"""

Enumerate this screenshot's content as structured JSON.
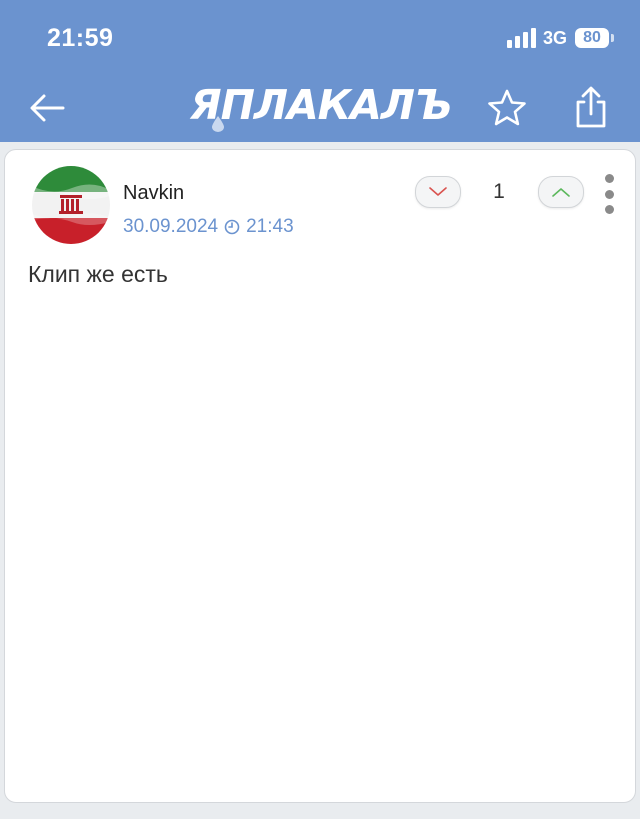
{
  "status_bar": {
    "time": "21:59",
    "network": "3G",
    "battery": "80",
    "signal_bars": 4
  },
  "nav": {
    "logo_text": "ЯПЛАКАЛЪ",
    "back_icon": "arrow-left-icon",
    "favorite_icon": "star-icon",
    "share_icon": "share-icon"
  },
  "comment": {
    "author": "Navkin",
    "date": "30.09.2024",
    "time": "21:43",
    "score": "1",
    "text": "Клип же есть",
    "avatar": "flag-avatar"
  },
  "colors": {
    "header_bg": "#6b93cf",
    "accent": "#6b93cf",
    "downvote": "#d9534f",
    "upvote": "#5cb85c"
  }
}
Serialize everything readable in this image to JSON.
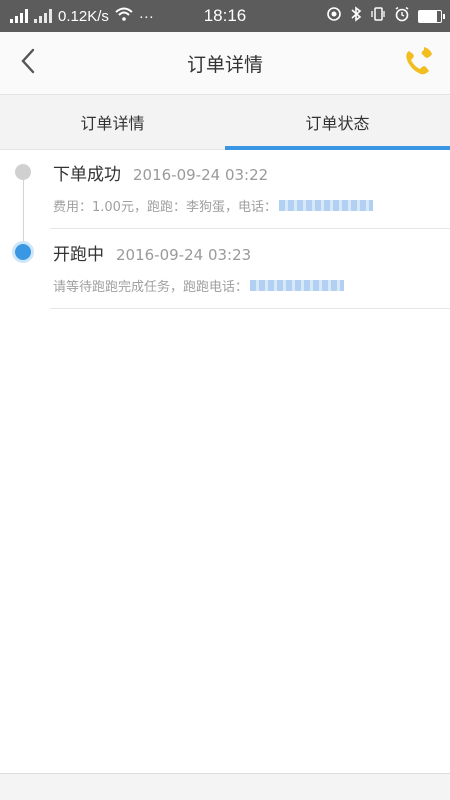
{
  "status_bar": {
    "network_speed": "0.12K/s",
    "more": "···",
    "time": "18:16",
    "icons": [
      "signal-icon",
      "sim2-signal-icon",
      "wifi-icon",
      "location-icon",
      "bluetooth-icon",
      "vibrate-icon",
      "alarm-icon",
      "battery-icon"
    ]
  },
  "header": {
    "title": "订单详情",
    "back_icon": "back-chevron-icon",
    "phone_icon": "phone-icon",
    "accent": "#f2bd1f"
  },
  "tabs": [
    {
      "label": "订单详情",
      "active": false
    },
    {
      "label": "订单状态",
      "active": true
    }
  ],
  "accent_color": "#3a97e4",
  "timeline": [
    {
      "title": "下单成功",
      "time": "2016-09-24 03:22",
      "detail": "费用：1.00元，跑跑：李狗蛋，电话：",
      "state": "done"
    },
    {
      "title": "开跑中",
      "time": "2016-09-24 03:23",
      "detail": "请等待跑跑完成任务，跑跑电话：",
      "state": "current"
    }
  ]
}
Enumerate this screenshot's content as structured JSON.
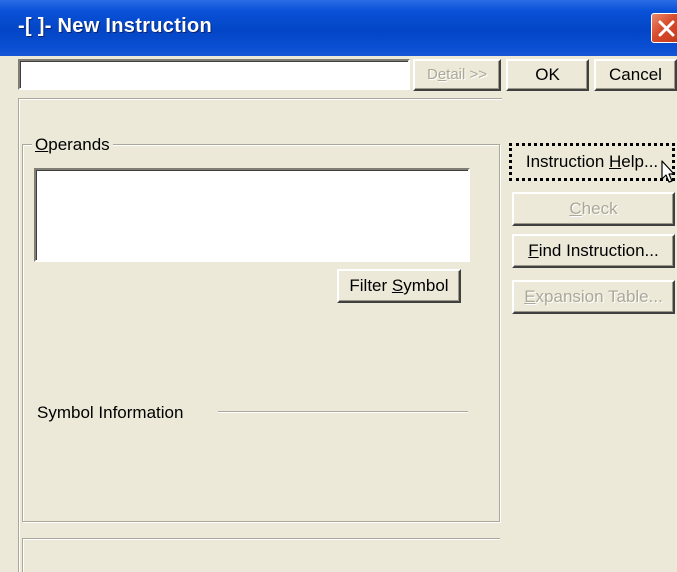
{
  "window": {
    "title": "-[ ]- New Instruction",
    "close_icon": "close-x-icon"
  },
  "instruction_input": {
    "value": ""
  },
  "buttons": {
    "detail": {
      "pre": "D",
      "u": "e",
      "post": "tail >>",
      "enabled": false
    },
    "ok": {
      "label": "OK"
    },
    "cancel": {
      "label": "Cancel"
    },
    "filter_symbol": {
      "pre": "Filter ",
      "u": "S",
      "post": "ymbol"
    },
    "instruction_help": {
      "pre": "Instruction ",
      "u": "H",
      "post": "elp...",
      "focused": true
    },
    "check": {
      "pre": "",
      "u": "C",
      "post": "heck",
      "enabled": false
    },
    "find_instruction": {
      "pre": "",
      "u": "F",
      "post": "ind Instruction..."
    },
    "expansion_table": {
      "pre": "",
      "u": "E",
      "post": "xpansion Table...",
      "enabled": false
    }
  },
  "operands": {
    "label_u": "O",
    "label_rest": "perands",
    "value": ""
  },
  "symbol_information": {
    "label": "Symbol Information"
  },
  "status": {
    "text": ""
  },
  "colors": {
    "titlebar": "#0345c6",
    "face": "#ece9d8",
    "close": "#d84b2c",
    "disabled_text": "#aca899"
  },
  "cursor_icon": "arrow-pointer-icon"
}
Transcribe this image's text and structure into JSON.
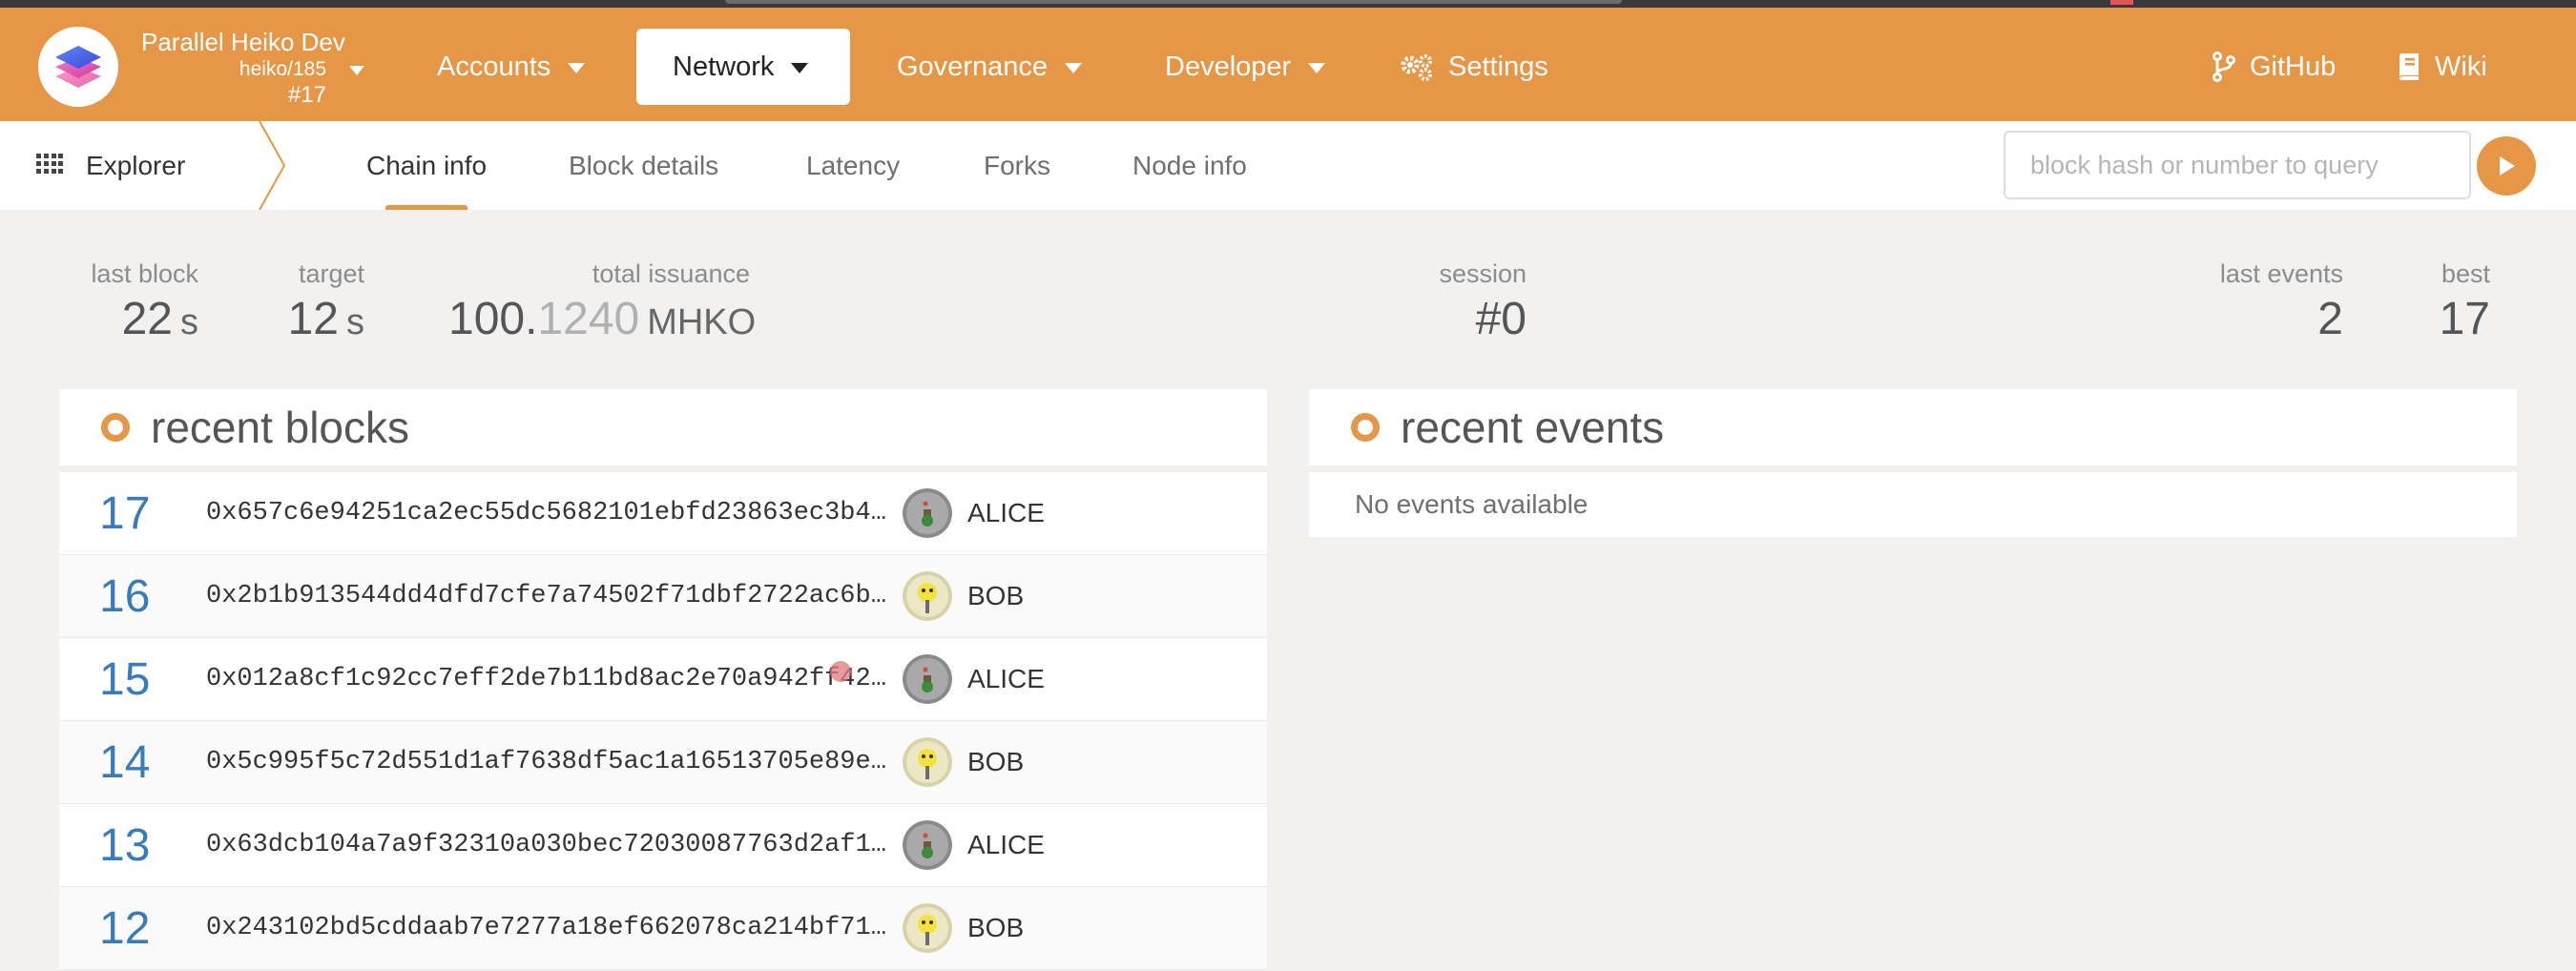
{
  "colors": {
    "accent": "#e59646",
    "block_number": "#3a7cb8"
  },
  "chain": {
    "name": "Parallel Heiko Dev",
    "spec": "heiko/185",
    "block": "#17"
  },
  "nav": {
    "accounts": "Accounts",
    "network": "Network",
    "governance": "Governance",
    "developer": "Developer",
    "settings": "Settings",
    "github": "GitHub",
    "wiki": "Wiki"
  },
  "subnav": {
    "explorer": "Explorer",
    "tabs": [
      "Chain info",
      "Block details",
      "Latency",
      "Forks",
      "Node info"
    ],
    "active_tab": "Chain info",
    "query_placeholder": "block hash or number to query",
    "query_value": ""
  },
  "summary": {
    "last_block": {
      "label": "last block",
      "value": "22",
      "unit": "s"
    },
    "target": {
      "label": "target",
      "value": "12",
      "unit": "s"
    },
    "total_issuance": {
      "label": "total issuance",
      "value_main": "100.",
      "value_dim": "1240",
      "unit": "MHKO"
    },
    "session": {
      "label": "session",
      "value": "#0"
    },
    "last_events": {
      "label": "last events",
      "value": "2"
    },
    "best": {
      "label": "best",
      "value": "17"
    }
  },
  "recent_blocks": {
    "title": "recent blocks",
    "rows": [
      {
        "number": "17",
        "hash": "0x657c6e94251ca2ec55dc5682101ebfd23863ec3b4…",
        "author": "ALICE",
        "avatar": "alice-identicon"
      },
      {
        "number": "16",
        "hash": "0x2b1b913544dd4dfd7cfe7a74502f71dbf2722ac6b…",
        "author": "BOB",
        "avatar": "bob-identicon"
      },
      {
        "number": "15",
        "hash": "0x012a8cf1c92cc7eff2de7b11bd8ac2e70a942ff42…",
        "author": "ALICE",
        "avatar": "alice-identicon"
      },
      {
        "number": "14",
        "hash": "0x5c995f5c72d551d1af7638df5ac1a16513705e89e…",
        "author": "BOB",
        "avatar": "bob-identicon"
      },
      {
        "number": "13",
        "hash": "0x63dcb104a7a9f32310a030bec72030087763d2af1…",
        "author": "ALICE",
        "avatar": "alice-identicon"
      },
      {
        "number": "12",
        "hash": "0x243102bd5cddaab7e7277a18ef662078ca214bf71…",
        "author": "BOB",
        "avatar": "bob-identicon"
      }
    ]
  },
  "recent_events": {
    "title": "recent events",
    "empty": "No events available"
  }
}
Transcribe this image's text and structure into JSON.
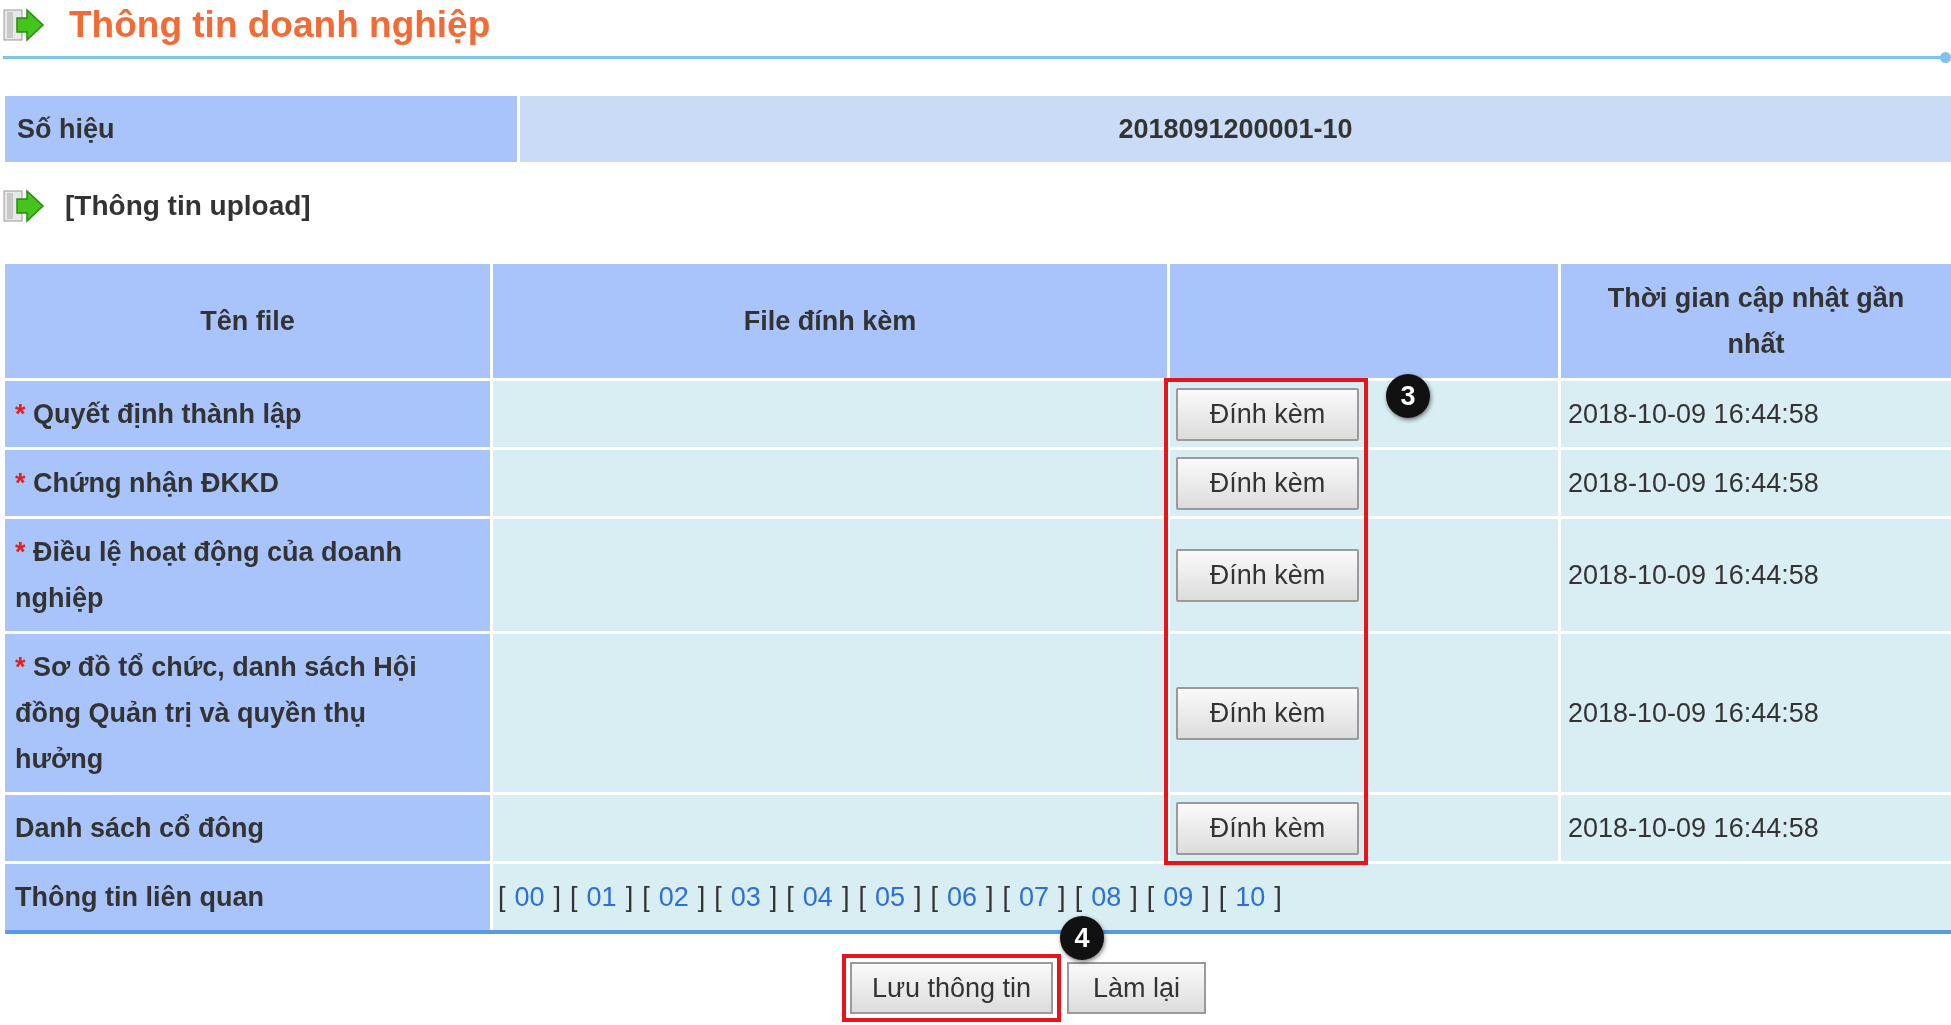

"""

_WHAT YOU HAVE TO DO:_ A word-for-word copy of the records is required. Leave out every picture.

_ANSWER BOX:_
Enumerate this screenshot's content as structured JSON.
{
  "status_bar": {
    "time": "21:59",
    "network": "3G",
    "battery": "80",
    "signal_bars": 4
  },
  "nav": {
    "logo_text": "ЯПЛАКАЛЪ",
    "back_icon": "arrow-left-icon",
    "favorite_icon": "star-icon",
    "share_icon": "share-icon"
  },
  "comment": {
    "author": "Navkin",
    "date": "30.09.2024",
    "time": "21:43",
    "score": "1",
    "text": "Клип же есть",
    "avatar": "flag-avatar"
  },
  "colors": {
    "header_bg": "#6b93cf",
    "accent": "#6b93cf",
    "downvote": "#d9534f",
    "upvote": "#5cb85c"
  }
}
Serialize everything readable in this image to JSON.
{
  "status_bar": {
    "network_speed": "0.12K/s",
    "more": "···",
    "time": "18:16",
    "icons": [
      "signal-icon",
      "sim2-signal-icon",
      "wifi-icon",
      "location-icon",
      "bluetooth-icon",
      "vibrate-icon",
      "alarm-icon",
      "battery-icon"
    ]
  },
  "header": {
    "title": "订单详情",
    "back_icon": "back-chevron-icon",
    "phone_icon": "phone-icon",
    "accent": "#f2bd1f"
  },
  "tabs": [
    {
      "label": "订单详情",
      "active": false
    },
    {
      "label": "订单状态",
      "active": true
    }
  ],
  "accent_color": "#3a97e4",
  "timeline": [
    {
      "title": "下单成功",
      "time": "2016-09-24 03:22",
      "detail": "费用：1.00元，跑跑：李狗蛋，电话：",
      "state": "done"
    },
    {
      "title": "开跑中",
      "time": "2016-09-24 03:23",
      "detail": "请等待跑跑完成任务，跑跑电话：",
      "state": "current"
    }
  ]
}
Enumerate this screenshot's content as structured JSON.
{
  "window": {
    "title": "-[ ]- New Instruction",
    "close_icon": "close-x-icon"
  },
  "instruction_input": {
    "value": ""
  },
  "buttons": {
    "detail": {
      "pre": "D",
      "u": "e",
      "post": "tail >>",
      "enabled": false
    },
    "ok": {
      "label": "OK"
    },
    "cancel": {
      "label": "Cancel"
    },
    "filter_symbol": {
      "pre": "Filter ",
      "u": "S",
      "post": "ymbol"
    },
    "instruction_help": {
      "pre": "Instruction ",
      "u": "H",
      "post": "elp...",
      "focused": true
    },
    "check": {
      "pre": "",
      "u": "C",
      "post": "heck",
      "enabled": false
    },
    "find_instruction": {
      "pre": "",
      "u": "F",
      "post": "ind Instruction..."
    },
    "expansion_table": {
      "pre": "",
      "u": "E",
      "post": "xpansion Table...",
      "enabled": false
    }
  },
  "operands": {
    "label_u": "O",
    "label_rest": "perands",
    "value": ""
  },
  "symbol_information": {
    "label": "Symbol Information"
  },
  "status": {
    "text": ""
  },
  "colors": {
    "titlebar": "#0345c6",
    "face": "#ece9d8",
    "close": "#d84b2c",
    "disabled_text": "#aca899"
  },
  "cursor_icon": "arrow-pointer-icon"
}
Transcribe this image's text and structure into JSON.
{
  "colors": {
    "accent": "#e59646",
    "block_number": "#3a7cb8"
  },
  "chain": {
    "name": "Parallel Heiko Dev",
    "spec": "heiko/185",
    "block": "#17"
  },
  "nav": {
    "accounts": "Accounts",
    "network": "Network",
    "governance": "Governance",
    "developer": "Developer",
    "settings": "Settings",
    "github": "GitHub",
    "wiki": "Wiki"
  },
  "subnav": {
    "explorer": "Explorer",
    "tabs": [
      "Chain info",
      "Block details",
      "Latency",
      "Forks",
      "Node info"
    ],
    "active_tab": "Chain info",
    "query_placeholder": "block hash or number to query",
    "query_value": ""
  },
  "summary": {
    "last_block": {
      "label": "last block",
      "value": "22",
      "unit": "s"
    },
    "target": {
      "label": "target",
      "value": "12",
      "unit": "s"
    },
    "total_issuance": {
      "label": "total issuance",
      "value_main": "100.",
      "value_dim": "1240",
      "unit": "MHKO"
    },
    "session": {
      "label": "session",
      "value": "#0"
    },
    "last_events": {
      "label": "last events",
      "value": "2"
    },
    "best": {
      "label": "best",
      "value": "17"
    }
  },
  "recent_blocks": {
    "title": "recent blocks",
    "rows": [
      {
        "number": "17",
        "hash": "0x657c6e94251ca2ec55dc5682101ebfd23863ec3b4…",
        "author": "ALICE",
        "avatar": "alice-identicon"
      },
      {
        "number": "16",
        "hash": "0x2b1b913544dd4dfd7cfe7a74502f71dbf2722ac6b…",
        "author": "BOB",
        "avatar": "bob-identicon"
      },
      {
        "number": "15",
        "hash": "0x012a8cf1c92cc7eff2de7b11bd8ac2e70a942ff42…",
        "author": "ALICE",
        "avatar": "alice-identicon"
      },
      {
        "number": "14",
        "hash": "0x5c995f5c72d551d1af7638df5ac1a16513705e89e…",
        "author": "BOB",
        "avatar": "bob-identicon"
      },
      {
        "number": "13",
        "hash": "0x63dcb104a7a9f32310a030bec72030087763d2af1…",
        "author": "ALICE",
        "avatar": "alice-identicon"
      },
      {
        "number": "12",
        "hash": "0x243102bd5cddaab7e7277a18ef662078ca214bf71…",
        "author": "BOB",
        "avatar": "bob-identicon"
      }
    ]
  },
  "recent_events": {
    "title": "recent events",
    "empty": "No events available"
  }
}
Transcribe this image's text and structure into JSON.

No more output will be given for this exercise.